Gold content far exceeds my expectations. Its not the only spoil heap in the option area either. Grades about the same as a South African gold mine. 20kg of gold there possibly at minimal cost as a surface reserve. £800k worth.
It's not the end result of the demonstrably efficient pilot plant that's the issue nor in itself the time taken to set it up, its the reluctance to report substantial but understandable delays to progress. This introduces some doubt,
In due course, when sufficient data is gathered from exploration then a preliminary economic assessment PEA will be produced which will detail expected grades, quantities, costs of extraction, processing and cut off grades. There's plenty of ore at 2 g Au /T ore. If the revenue from that can sustain the mine, the big profits will come from the irregularly located bonanza grade areas.

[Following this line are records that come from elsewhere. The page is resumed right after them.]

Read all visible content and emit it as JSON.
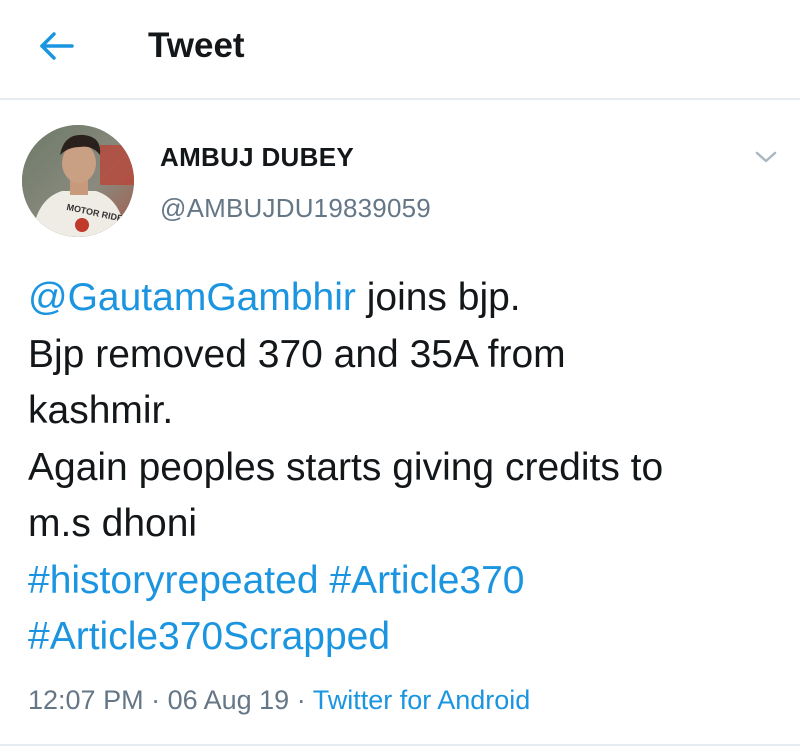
{
  "header": {
    "title": "Tweet",
    "back_icon": "arrow-left-icon"
  },
  "author": {
    "display_name": "AMBUJ DUBEY",
    "handle": "@AMBUJDU19839059",
    "avatar_shirt_text": "MOTOR RIDERS"
  },
  "tweet": {
    "mention": "@GautamGambhir",
    "line1_rest": " joins bjp.",
    "line2": "Bjp removed 370 and 35A from",
    "line3": "kashmir.",
    "line4": "Again peoples starts giving credits to",
    "line5": "m.s dhoni",
    "hashtag1": "#historyrepeated",
    "hashtag2": "#Article370",
    "hashtag3": "#Article370Scrapped"
  },
  "meta": {
    "time": "12:07 PM",
    "separator": " · ",
    "date": "06 Aug 19",
    "source": "Twitter for Android"
  },
  "colors": {
    "accent": "#1b95e0",
    "muted": "#657786",
    "text": "#14171a",
    "divider": "#e6ecf0"
  }
}
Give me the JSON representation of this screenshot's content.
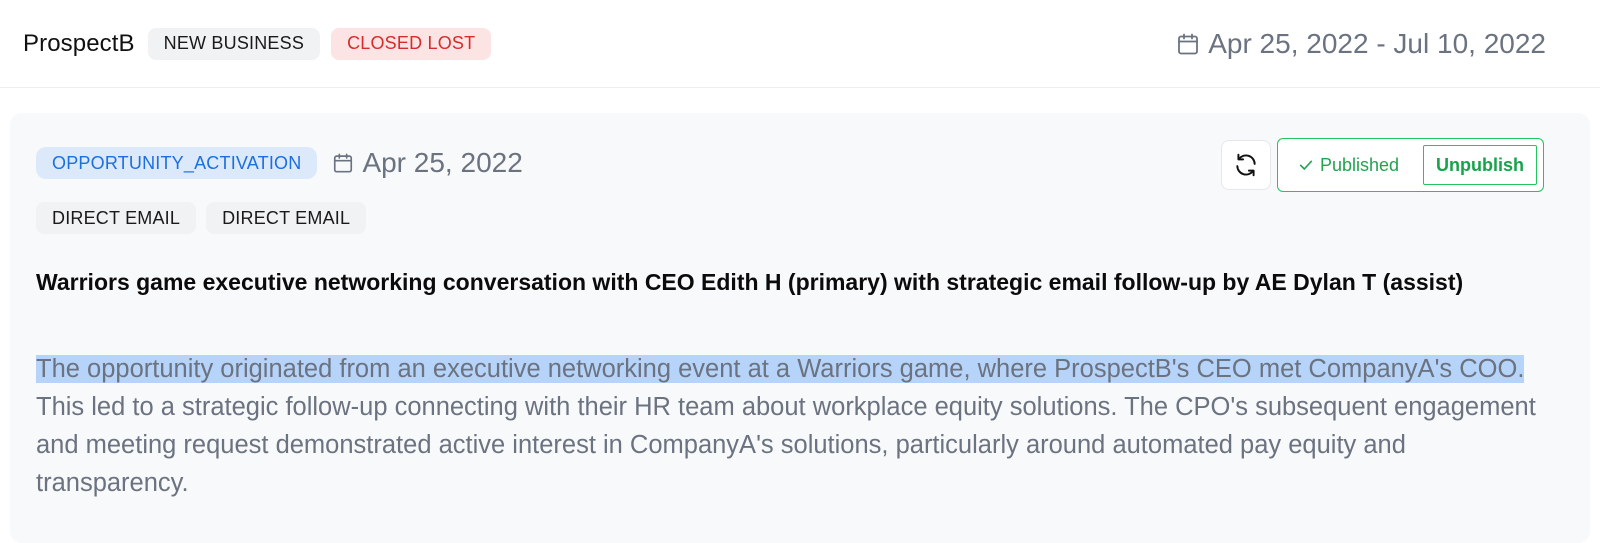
{
  "header": {
    "company": "ProspectB",
    "tags": [
      "NEW BUSINESS",
      "CLOSED LOST"
    ],
    "date_range": "Apr 25, 2022 - Jul 10, 2022"
  },
  "card": {
    "type": "OPPORTUNITY_ACTIVATION",
    "date": "Apr 25, 2022",
    "channels": [
      "DIRECT EMAIL",
      "DIRECT EMAIL"
    ],
    "status": "Published",
    "unpublish_label": "Unpublish",
    "title": "Warriors game executive networking conversation with CEO Edith H (primary) with strategic email follow-up by AE Dylan T (assist)",
    "description_selected": "The opportunity originated from an executive networking event at a Warriors game, where ProspectB's CEO met CompanyA's COO.",
    "description_rest": " This led to a strategic follow-up connecting with their HR team about workplace equity solutions. The CPO's subsequent engagement and meeting request demonstrated active interest in CompanyA's solutions, particularly around automated pay equity and transparency."
  },
  "colors": {
    "accent_blue": "#1d6fe0",
    "lost_red": "#d62c2c",
    "published_green": "#22a350",
    "selection": "#b6d4f9"
  },
  "icons": [
    "calendar-icon",
    "refresh-icon",
    "check-icon"
  ]
}
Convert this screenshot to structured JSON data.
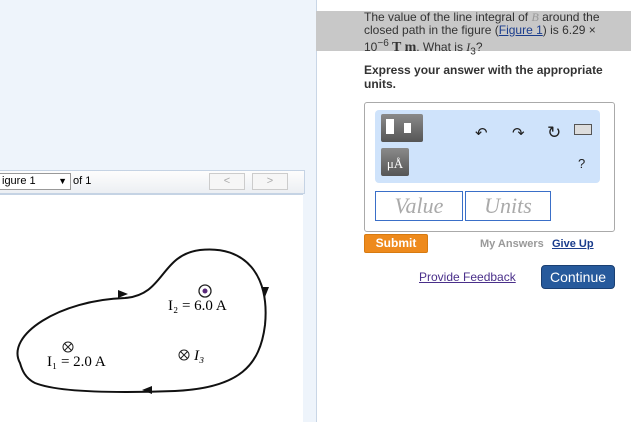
{
  "question": {
    "text1": "The value of the line integral of ",
    "vec": "B",
    "text2": " around the closed path in the figure (",
    "link": "Figure 1",
    "text3": ") is 6.29 × 10",
    "exp": "−6",
    "units": " T m",
    "text4": ". What is ",
    "var": "I",
    "sub": "3",
    "end": "?"
  },
  "instruction": "Express your answer with the appropriate units.",
  "answer": {
    "value_placeholder": "Value",
    "units_placeholder": "Units",
    "units_button": "μÅ",
    "help": "?"
  },
  "actions": {
    "submit": "Submit",
    "my_answers": "My Answers",
    "give_up": "Give Up",
    "feedback": "Provide Feedback",
    "continue": "Continue"
  },
  "figure_nav": {
    "select": "igure 1",
    "of": "of 1",
    "prev": "<",
    "next": ">"
  },
  "figure": {
    "i1": "I₁ = 2.0 A",
    "i2": "I₂ = 6.0 A",
    "i3": "I₃"
  }
}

@notforalongtime The recent results are gold content of concentrate produced largely from already mined areas. Equally important are the gold content of the tailings. What it shows is the pilot plant is very efficient at extracting gold. The ore grade is unknown as mass of the samples used is not stated. Previous rns states mass of bulk samples but whether or not all of it was used is unknown. What is of more relevance is ore grade of ore won from unlined areas. For that, you'll have to wait. Old spoil heap material is also being tested, although the content is not expected to be high, the cut off grade is low as the cost of putting it in the plant is also very low
@notforalongtime The nature of the deposits are that there are isolated zones which contain very rich deposits. The reason for this according to Mason, is that quartz was deposited from superheated water in four distinct geological events that filled cracks in the rock with quartz containing gold. The second event deposited the ultra rich mineralised quartz. Some Past mining was non selective, the mine averaged 17 g Au / T historically. The unmined areas are generally below the current ground water table, with the exception of the lower llechfraith levels which were the last to be worked using pumps. The 1976 memoir notes visible gold in that area. We eagerly await permission from natural resources Wales to discharge pumped minewater to take a look in that area.